My love of the dividend as part of good wealth management is long-standing. But in the past 10 or so years, I think the dividend has become even more mainstream. It’s a personal finance tool that many people, young and old, are now using almost as a matter of routine. Either to help build wealth in the case of the young – through its automatic reinvestment – or to supplement the income of those in part or full retirement mode.
The case for dividends has been made stronger by the low interest rate economy that has prevailed since the dreadful days of 2007 and 2008, when financial chaos was the order of the day. Although base rate, at 0.75%, is higher than it was (0.25% in the wake of the vote to leave the European Union in June 2016), savings rates remain pitifully low. If you have savings with a mainstream bank, you will be lucky to earn more than 0.2% or 0.3% interest a year on your money – a return that’s far less than the prevailing rate of inflation that continues to hover obstinately above 2%. In other words, your savings are slowly but surely being eroded by inflation.

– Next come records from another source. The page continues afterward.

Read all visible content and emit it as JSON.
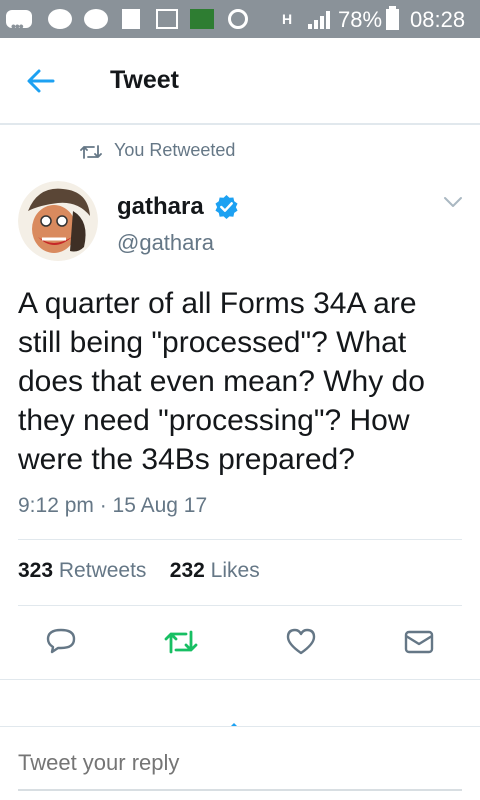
{
  "statusbar": {
    "battery": "78%",
    "time": "08:28",
    "network": "H",
    "icons": [
      "messages-icon",
      "chat-icon",
      "messenger-icon",
      "facebook-icon",
      "gallery-icon",
      "news-icon",
      "chrome-icon"
    ]
  },
  "header": {
    "title": "Tweet"
  },
  "retweet_notice": "You Retweeted",
  "author": {
    "name": "gathara",
    "handle": "@gathara",
    "verified": true
  },
  "tweet": {
    "text": "A quarter of all Forms 34A are still being \"processed\"? What does that even mean? Why do they need \"processing\"? How were the 34Bs prepared?",
    "timestamp": "9:12 pm · 15 Aug 17"
  },
  "stats": {
    "retweets_count": "323",
    "retweets_label": "Retweets",
    "likes_count": "232",
    "likes_label": "Likes"
  },
  "reply": {
    "placeholder": "Tweet your reply"
  },
  "colors": {
    "accent": "#1da1f2",
    "retweet_green": "#17bf63",
    "muted": "#657786",
    "statusbar": "#8a9299"
  }
}
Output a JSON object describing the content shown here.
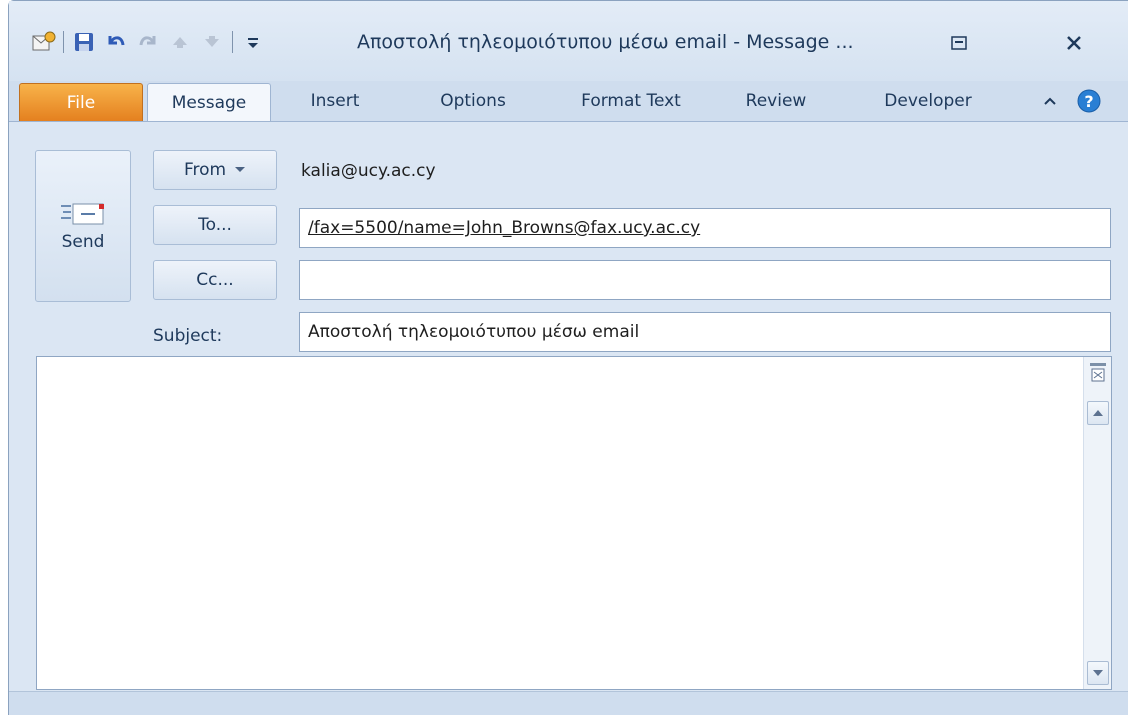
{
  "window": {
    "title": "Αποστολή τηλεομοιότυπου μέσω email  -  Message ..."
  },
  "quick_access": {
    "icons": [
      "outlook-icon",
      "save-icon",
      "undo-icon",
      "redo-icon",
      "previous-icon",
      "next-icon",
      "customize-qat-icon"
    ]
  },
  "tabs": [
    {
      "label": "File"
    },
    {
      "label": "Message"
    },
    {
      "label": "Insert"
    },
    {
      "label": "Options"
    },
    {
      "label": "Format Text"
    },
    {
      "label": "Review"
    },
    {
      "label": "Developer"
    }
  ],
  "compose": {
    "send_label": "Send",
    "from_label": "From",
    "from_value": "kalia@ucy.ac.cy",
    "to_label": "To...",
    "to_value": "/fax=5500/name=John_Browns@fax.ucy.ac.cy",
    "cc_label": "Cc...",
    "cc_value": "",
    "subject_label": "Subject:",
    "subject_value": "Αποστολή τηλεομοιότυπου μέσω email",
    "body_value": ""
  },
  "colors": {
    "file_tab": "#e4801f",
    "ribbon_bg": "#cfddee",
    "help_icon": "#2a7fd4"
  }
}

By way of contrast, dividends from companies listed on the UK stock market are on average providing shareholders with annual income in excess of 4% – with the possibility of income growth in the future.
Of course, there are risks involved. In pursuing dividends, you expose your wealth’s value to the gyrations of the stock market, so you need to be prepared to invest long term (10 years and more).
There is also no guarantee that the annual income of 4% plus currently available from the UK stock market will be maintained in the near future. Dividends can only be paid by companies if they are profitable and are generating sufficient cash from their operations. As we all know from the news, the outlook for the UK economy and wider world economy is uncertain at best.
And companies do, from time to time, cut their dividend payments, even ones such as Vodafone that have previously been known for being shareholder friendly. It reduced its dividend for its financial year just gone by some 40% – this is after a two-decade streak of rising payments.
If you are happy to accept these risks, the best way to tap into this divi story is through an equity income investment fund or investment trust that has exposure to a portfolio of dividend-friendly companies. If you don’t want to take the income immediately, you can arrange for it to be reinvested instead – buying you yet more funds or trusts.
interactive investor, the parent company of Moneywise, has put together some model portfolios of income funds (‘active’ income and ‘low-cost’ income), details of which you can find at: ii.co.uk/model-portfolios.
The Association of Investment Companies also has a wealth of information on income investing at: theaic.co.uk. This includes trusts with long-term dividend records, in some instances going back more than 50 years.
Move over Ginger. ‘Divi Jeff’ forever.
JEFF PRESTRIDGE is the personal finance editor of The Mail on Sunday. Email him at firstname.lastname@example.org.